© THE CANADIAN PRESS/Andrew Vaughan
Prince Edward Island Premier Robert Ghiz is flanked by Ontario Premier Kathleen Wynne, left, and Quebec Premier Philippe Couillard, right, at the closing news conference of the annual Council of the Federation meeting in Charlottetown on Friday, August 29, 2014.
Premier Robert Ghiz says agreements struck between Canada’s premiers on a national energy strategy and internal trade will benefit Prince Edward Island.
The Council of the Federation meetings wrapped up Friday in Charlottetown with a news conference wherein the premiers announced Quebec has now joined the other provinces and territories in agreeing to develop a national energy strategy.
Ghiz said this could help pave the way for a west-east pipeline bringing cheaper, domestic oil to the Maritimes. It could also mean more electricity options for P.E.I.
“The more free flow of electricity through Canada, the more options there is for us to purchase what we need,” Ghiz said.
“We are doing quite well with our wind, we’re up to 30 or 35 per cent, but we still need other power, and the more options there are, the cheaper the price and the cleaner we’ll get for Prince Edward Island.”
The premiers also agreed to a comprehensive renewal of the almost 20-year-old Agreement on Internal Trade.
More free flow of workers, goods and services across the country strengthens economies and allows the entire country greater ability to capitalize on domestic and international opportunities, the premiers said.
During the week, a few provinces announced smaller inter-provincial agreements aimed at breaking down trade barriers and improving labour mobility.
Both New Brunswick and Nova Scotia signed deals with western provinces to allow workers better access to work and apprenticeships in the respective provinces.
Ghiz said a similar apprenticeship agreement will be coming to P.E.I., but would not provide any details.
The premiers’ meetings this week in Charlottetown were being hailed by all the premiers as among the most successful in recent years due to the fact Quebec now has a federalist premier willing to negotiate and reach consensus on a number of issues with his counterparts.

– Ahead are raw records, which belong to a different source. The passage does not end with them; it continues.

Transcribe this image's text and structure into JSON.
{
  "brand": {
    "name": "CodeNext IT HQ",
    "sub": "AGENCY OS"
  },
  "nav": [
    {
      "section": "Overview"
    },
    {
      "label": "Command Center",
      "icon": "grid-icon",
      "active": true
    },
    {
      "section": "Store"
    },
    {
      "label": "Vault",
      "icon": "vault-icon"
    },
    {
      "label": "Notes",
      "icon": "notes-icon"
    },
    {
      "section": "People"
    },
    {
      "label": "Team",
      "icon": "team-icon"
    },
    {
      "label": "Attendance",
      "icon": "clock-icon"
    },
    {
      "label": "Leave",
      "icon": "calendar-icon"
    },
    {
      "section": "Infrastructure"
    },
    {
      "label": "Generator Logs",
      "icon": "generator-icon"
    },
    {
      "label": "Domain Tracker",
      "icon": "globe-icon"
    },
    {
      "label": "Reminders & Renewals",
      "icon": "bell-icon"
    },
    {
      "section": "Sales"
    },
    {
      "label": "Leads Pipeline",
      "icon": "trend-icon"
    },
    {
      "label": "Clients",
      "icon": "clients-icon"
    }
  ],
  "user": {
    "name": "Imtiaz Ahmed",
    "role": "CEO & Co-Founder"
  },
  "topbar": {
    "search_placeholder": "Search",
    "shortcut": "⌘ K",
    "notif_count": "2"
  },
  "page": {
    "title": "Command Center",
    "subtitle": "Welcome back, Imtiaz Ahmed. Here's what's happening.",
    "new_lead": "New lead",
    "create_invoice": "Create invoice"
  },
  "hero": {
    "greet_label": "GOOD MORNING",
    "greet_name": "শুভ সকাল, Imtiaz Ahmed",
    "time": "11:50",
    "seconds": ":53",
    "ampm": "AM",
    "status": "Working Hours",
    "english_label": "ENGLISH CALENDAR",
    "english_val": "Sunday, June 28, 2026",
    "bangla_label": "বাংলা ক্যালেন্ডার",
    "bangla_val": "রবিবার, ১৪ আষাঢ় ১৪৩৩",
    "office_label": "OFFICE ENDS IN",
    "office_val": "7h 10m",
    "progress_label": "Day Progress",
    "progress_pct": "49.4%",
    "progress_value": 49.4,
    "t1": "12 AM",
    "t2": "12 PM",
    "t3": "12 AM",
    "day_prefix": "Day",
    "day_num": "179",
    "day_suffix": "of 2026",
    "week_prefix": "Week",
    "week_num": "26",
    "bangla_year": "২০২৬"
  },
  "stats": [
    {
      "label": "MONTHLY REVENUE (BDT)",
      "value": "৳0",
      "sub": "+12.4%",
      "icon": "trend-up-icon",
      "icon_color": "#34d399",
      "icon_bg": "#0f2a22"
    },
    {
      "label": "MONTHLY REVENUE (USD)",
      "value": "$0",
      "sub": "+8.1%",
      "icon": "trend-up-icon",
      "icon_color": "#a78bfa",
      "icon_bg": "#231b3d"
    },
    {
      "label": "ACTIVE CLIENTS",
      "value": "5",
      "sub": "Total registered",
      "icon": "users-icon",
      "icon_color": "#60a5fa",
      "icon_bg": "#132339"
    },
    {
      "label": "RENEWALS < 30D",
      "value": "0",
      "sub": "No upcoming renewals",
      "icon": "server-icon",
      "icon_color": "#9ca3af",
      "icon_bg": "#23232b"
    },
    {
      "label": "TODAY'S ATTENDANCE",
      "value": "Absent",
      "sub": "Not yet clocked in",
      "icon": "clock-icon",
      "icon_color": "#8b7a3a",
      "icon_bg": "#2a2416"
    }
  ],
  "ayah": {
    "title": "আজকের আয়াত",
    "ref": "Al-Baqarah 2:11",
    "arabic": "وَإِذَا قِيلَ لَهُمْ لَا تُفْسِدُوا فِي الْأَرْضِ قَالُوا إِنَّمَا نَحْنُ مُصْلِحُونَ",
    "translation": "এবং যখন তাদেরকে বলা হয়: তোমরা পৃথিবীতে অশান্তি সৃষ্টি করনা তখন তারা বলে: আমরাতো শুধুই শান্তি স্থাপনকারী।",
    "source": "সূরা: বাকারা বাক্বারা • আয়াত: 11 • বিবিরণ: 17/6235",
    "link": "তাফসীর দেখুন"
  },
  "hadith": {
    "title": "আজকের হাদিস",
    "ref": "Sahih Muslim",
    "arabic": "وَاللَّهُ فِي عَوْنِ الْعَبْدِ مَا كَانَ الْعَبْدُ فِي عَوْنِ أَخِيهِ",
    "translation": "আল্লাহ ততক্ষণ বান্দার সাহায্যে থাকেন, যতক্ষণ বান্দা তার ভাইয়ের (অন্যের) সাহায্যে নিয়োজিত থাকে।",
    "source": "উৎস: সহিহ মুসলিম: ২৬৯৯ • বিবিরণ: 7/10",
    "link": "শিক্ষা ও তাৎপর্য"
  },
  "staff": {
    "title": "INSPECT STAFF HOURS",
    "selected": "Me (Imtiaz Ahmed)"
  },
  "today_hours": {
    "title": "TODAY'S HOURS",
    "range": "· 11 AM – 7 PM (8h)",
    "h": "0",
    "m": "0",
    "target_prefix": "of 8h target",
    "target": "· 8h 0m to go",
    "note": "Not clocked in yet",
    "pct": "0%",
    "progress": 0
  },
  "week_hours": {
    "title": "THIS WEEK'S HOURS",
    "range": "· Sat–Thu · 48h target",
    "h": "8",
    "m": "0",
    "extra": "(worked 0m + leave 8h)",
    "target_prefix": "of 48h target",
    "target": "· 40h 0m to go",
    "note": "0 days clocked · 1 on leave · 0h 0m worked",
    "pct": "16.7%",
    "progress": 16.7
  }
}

“We have a fully functioning premiers table right now, and I think it’s going to lead to a better Canada,” Ghiz said.
This consensus approach allowed the provinces to turn a glaring spotlight toward Ottawa.